Embedded software and electronics represent an increasing percentage of the engineering content of an automobile. By 2010, electronics are expected to comprise 40 percent of automotive material costs, up from 10 percent in 1970 . Embedded software and electronics are used across the car's functional areas, replacing or simplifying mechanical and hydraulic systems in core functions, such as steering and braking, and implementing advanced features, such as active safety systems and driver information systems, that add significant customer value in terms of convenience, comfort, and safety.
However, the rapid growth in complexity of embedded software and electronics coupled with the difficulty of testing and verifying these systems has been associated with a rise in quality issues and recalls. According to IBM Corporation, automakers spend two to three billion dollars a year to fix software problems and 32 percent of auto warranty claims in the United States are for software- or electronics-related issues.
Model-Based Design has become the preferred approach for developing automotive embedded software because it improves the specification, design, and implementation phases. Now, new tools and capabilities are available for Model-Based Design that help address test and verification challenges, improving embedded software quality and shortening the test and verification cycle.
Model-based design for test and verification
Automotive engineers typically use models when developing functions that will run on an electronic control unit (ECU). The models in this Model-Based Design are used in multiple ways: to provide executable specifications, to analyze the system's dynamic behavior, to simulate system components and environmental conditions that reduce or eliminate the need for costly physical prototypes, and to design the algorithms. Furthermore, automatic code generation from these models has become an accepted way to implement production ECU software. In the coming years, it is expected to become the primary approach for implementing embedded control software in many automotive companies.
From a quality perspective, automatic code generation already helps by optimizing the design through analysis and simulation, as well as by the repeatable quality of automatically generated code. In addition, code can be generated from system-component and environmental models to generate hardware-in-the-loop tests.
Now, new and enhanced approaches can leverage these same models in more diverse and powerful ways – including requirements-based testing, coverage analysis, and test generation – to accelerate and improve the test and verification activities for today's complex embedded systems, including both embedded software and electronic components.
Tracing and checking requirements
Most software or process standards, such as CMM-I, require bidirectional traceability of the design to the requirements throughout development. The implementation code must also be traceable to the design, so that it may be reviewed and verified. Tools for Model-Based Design can link the textual requirements, captured in Excel, Word, or a requirement-management tool, to the model (the design). Any requirement that isn't satisfied in the design can be flagged, as can any design element that doesn't match to a requirement. If a requirement (or design) is changed, the tools indicate which corresponding design elements (or requirements) might be affected. In addition, the automatic code generator can insert HTML links into the generated C code so that the implementation can be traced back to the model, which is especially important for safety-critical systems. Together, these capabilities provide a complete traceability path from the code to the requirements (Figure 1).
1. An implementation of requirements tracing.

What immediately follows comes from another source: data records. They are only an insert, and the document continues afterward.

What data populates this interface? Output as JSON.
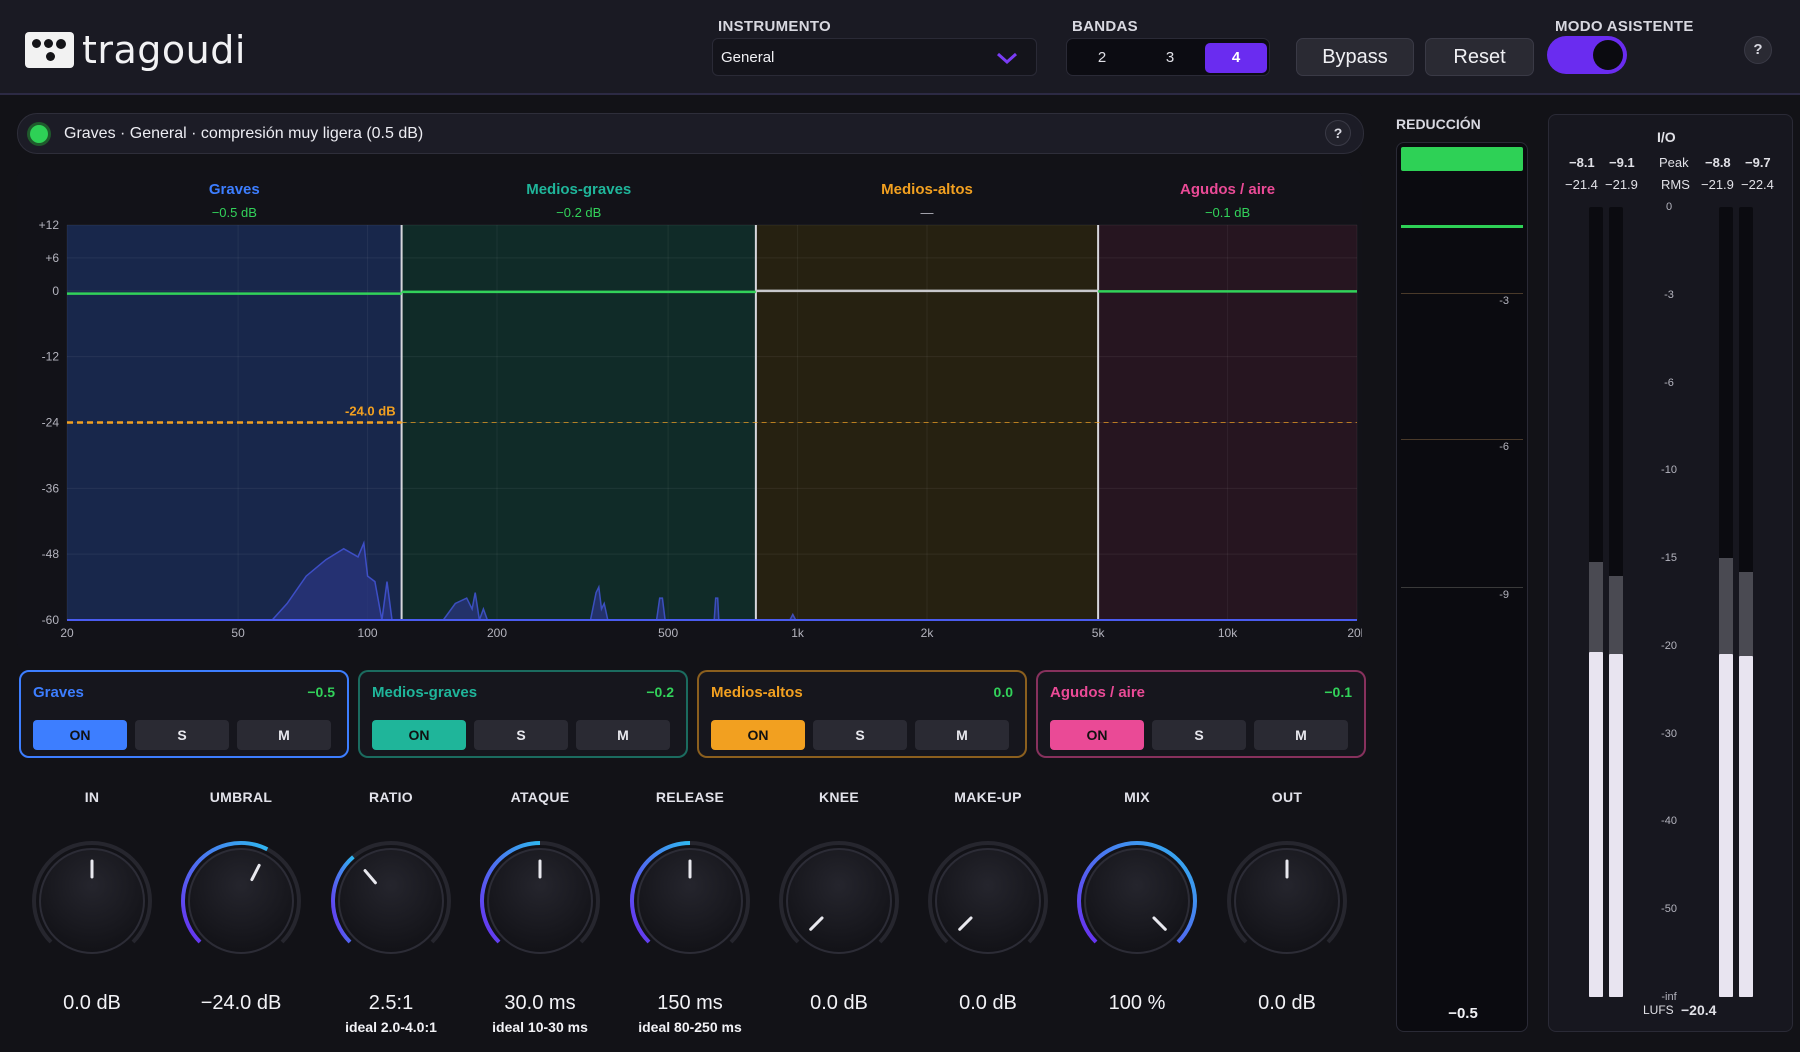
{
  "header": {
    "brand": "tragoudi",
    "instrument_label": "INSTRUMENTO",
    "instrument_value": "General",
    "bands_label": "BANDAS",
    "bands_options": [
      "2",
      "3",
      "4"
    ],
    "bands_selected": "4",
    "bypass_label": "Bypass",
    "reset_label": "Reset",
    "assistant_label": "MODO ASISTENTE",
    "assistant_on": true,
    "help": "?"
  },
  "status": {
    "text": "Graves · General · compresión muy ligera (0.5 dB)",
    "help": "?",
    "led_color": "#2ed156"
  },
  "graph": {
    "bands": [
      {
        "name": "Graves",
        "reduction": "−0.5 dB",
        "color": "#3d7eff"
      },
      {
        "name": "Medios-graves",
        "reduction": "−0.2 dB",
        "color": "#1fb59a"
      },
      {
        "name": "Medios-altos",
        "reduction": "—",
        "color": "#f2a020"
      },
      {
        "name": "Agudos / aire",
        "reduction": "−0.1 dB",
        "color": "#ea4a96"
      }
    ],
    "threshold_label": "-24.0 dB",
    "y_ticks": [
      "+12",
      "+6",
      "0",
      "-12",
      "-24",
      "-36",
      "-48",
      "-60"
    ],
    "x_ticks": [
      "20",
      "50",
      "100",
      "200",
      "500",
      "1k",
      "2k",
      "5k",
      "10k",
      "20k"
    ],
    "crossovers_hz": [
      120,
      800,
      5000
    ]
  },
  "band_cards": [
    {
      "name": "Graves",
      "gr": "−0.5",
      "on": "ON",
      "solo": "S",
      "mute": "M",
      "color": "#3d7eff",
      "selected": true
    },
    {
      "name": "Medios-graves",
      "gr": "−0.2",
      "on": "ON",
      "solo": "S",
      "mute": "M",
      "color": "#1fb59a",
      "selected": false
    },
    {
      "name": "Medios-altos",
      "gr": "0.0",
      "on": "ON",
      "solo": "S",
      "mute": "M",
      "color": "#f2a020",
      "selected": false
    },
    {
      "name": "Agudos / aire",
      "gr": "−0.1",
      "on": "ON",
      "solo": "S",
      "mute": "M",
      "color": "#ea4a96",
      "selected": false
    }
  ],
  "knobs": [
    {
      "label": "IN",
      "value": "0.0 dB",
      "ideal": "",
      "level": 0.5,
      "arc": 0
    },
    {
      "label": "UMBRAL",
      "value": "−24.0 dB",
      "ideal": "",
      "level": 0.6,
      "arc": 0.6
    },
    {
      "label": "RATIO",
      "value": "2.5:1",
      "ideal": "ideal 2.0-4.0:1",
      "level": 0.35,
      "arc": 0.35
    },
    {
      "label": "ATAQUE",
      "value": "30.0 ms",
      "ideal": "ideal 10-30 ms",
      "level": 0.5,
      "arc": 0.5
    },
    {
      "label": "RELEASE",
      "value": "150 ms",
      "ideal": "ideal 80-250 ms",
      "level": 0.5,
      "arc": 0.5
    },
    {
      "label": "KNEE",
      "value": "0.0 dB",
      "ideal": "",
      "level": 0.0,
      "arc": 0
    },
    {
      "label": "MAKE-UP",
      "value": "0.0 dB",
      "ideal": "",
      "level": 0.0,
      "arc": 0
    },
    {
      "label": "MIX",
      "value": "100 %",
      "ideal": "",
      "level": 1.0,
      "arc": 1.0
    },
    {
      "label": "OUT",
      "value": "0.0 dB",
      "ideal": "",
      "level": 0.5,
      "arc": 0
    }
  ],
  "reduction": {
    "label": "REDUCCIÓN",
    "ticks": [
      "-3",
      "-6",
      "-9"
    ],
    "value": "−0.5",
    "level_db": -0.5
  },
  "io": {
    "title": "I/O",
    "peak_in": [
      "−8.1",
      "−9.1"
    ],
    "peak_out": [
      "−8.8",
      "−9.7"
    ],
    "rms_in": [
      "−21.4",
      "−21.9"
    ],
    "rms_out": [
      "−21.9",
      "−22.4"
    ],
    "peak_label": "Peak",
    "rms_label": "RMS",
    "scale": [
      "0",
      "-3",
      "-6",
      "-10",
      "-15",
      "-20",
      "-30",
      "-40",
      "-50",
      "-inf"
    ],
    "lufs_label": "LUFS",
    "lufs_value": "−20.4"
  }
}
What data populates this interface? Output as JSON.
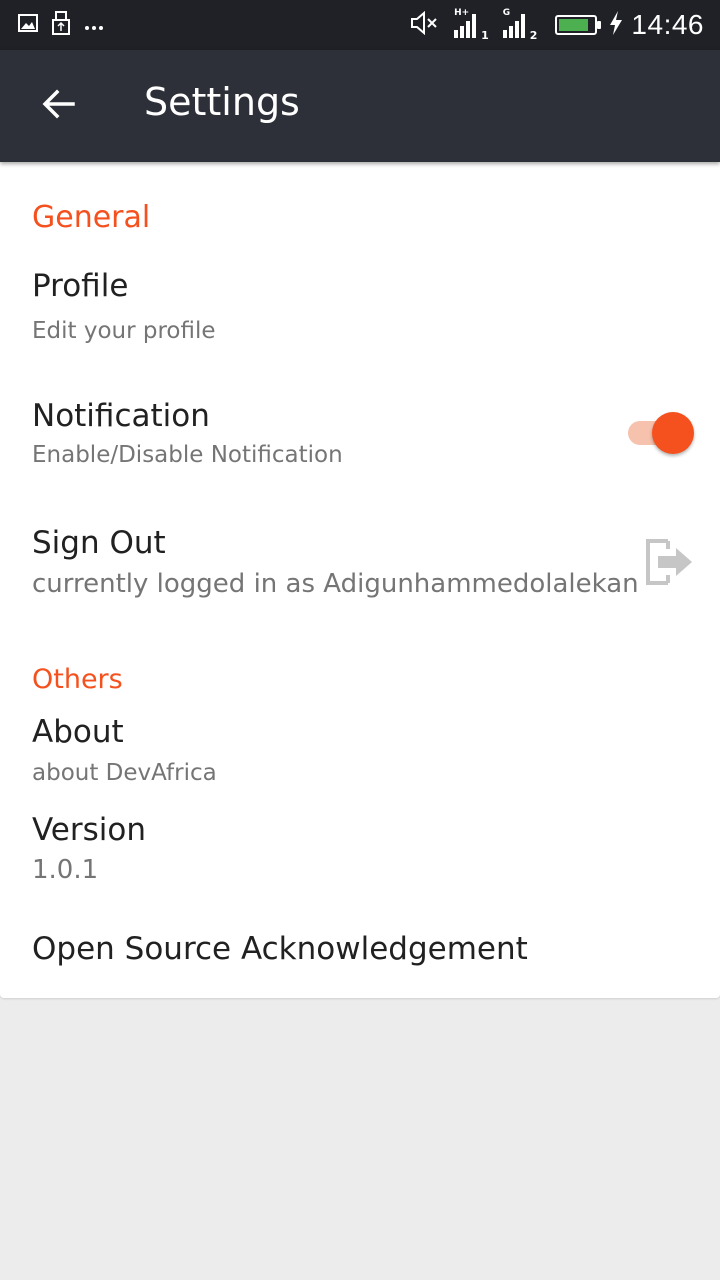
{
  "status_bar": {
    "time": "14:46",
    "left_icons": [
      "image-notification-icon",
      "usb-icon",
      "more-notifications-icon"
    ],
    "right_icons": [
      "mute-icon",
      "signal-sim1-icon",
      "signal-sim2-icon",
      "battery-icon",
      "charging-icon"
    ],
    "sim1_network": "H+",
    "sim1_index": "1",
    "sim2_network": "G",
    "sim2_index": "2",
    "battery_level": 0.85,
    "battery_color": "#4caf50"
  },
  "app_bar": {
    "title": "Settings",
    "back_icon": "arrow-back-icon",
    "background": "#2d3039"
  },
  "accent_color": "#f4511e",
  "sections": {
    "general": {
      "header": "General",
      "profile": {
        "title": "Profile",
        "subtitle": "Edit your profile"
      },
      "notification": {
        "title": "Notification",
        "subtitle": "Enable/Disable Notification",
        "enabled": true
      },
      "sign_out": {
        "title": "Sign Out",
        "subtitle": "currently logged in as Adigunhammedolalekan",
        "icon": "exit-to-app-icon"
      }
    },
    "others": {
      "header": "Others",
      "about": {
        "title": "About",
        "subtitle": "about DevAfrica"
      },
      "version": {
        "title": "Version",
        "subtitle": "1.0.1"
      },
      "licenses": {
        "title": "Open Source Acknowledgement"
      }
    }
  }
}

In addition to linking requirements to the design, tools for Model-Based Design offer capabilities for confirming that the design satisfies certain requirements. These requirements are inserted in the design model as properties (or assertions), and formal-method algorithms determine mathematically whether the properties are satisfied for all valid situations. If a scenario exists that would violate the property, the formal-method tool generates a counterexample, which the engineer can use in simulations and add to the test plan.
Model style checking
During the design phase, an initial high-level model is transformed into a model suitable for implementation purposes, including characteristics that are needed for implementation, such as fixed-point details, and removing portions that will not be implemented. In the same way that software engineers establish source-code style guidelines to make the code easier to read, test, and implement, engineers working with Model-Based Design establish model style guidelines to ensure that the model can be implemented and to facilitate understanding and testing of the model.
Depending on the desired workflow and whether a design represents a new feature or a modification to an existing feature, there are two approaches: limit the options available from the beginning to the designer, or apply checks later to the design as it is being transformed.
In the first approach, frequently used in safety-critical systems or designs that are small modifications of an existing implementation, the constraints are applied at the outset. Typically, this strategy is based on defining a constrained subset of model components (blocks or state machines), modeling constructs (how blocks are connected), and other settings (e.g., fixed-point aspects) that do not need to be checked manually in each design, because they can be checked systemically by the tools.
In the second approach, the model is checked against guidelines sometime later in the development process. This deferred checking enables the designer to start with an unfettered design, then gradually constrain and transform the design into a robust and testable implementation. Ideally, this model-checking is done in the modeling environment so that the developer can quickly flag issues and edit the design in an efficient and iterative manner.
Recently tools have been introduced that enable an engineering team to define and customize a set of model-checking rules, apply it to models, and address the exceptions immediately.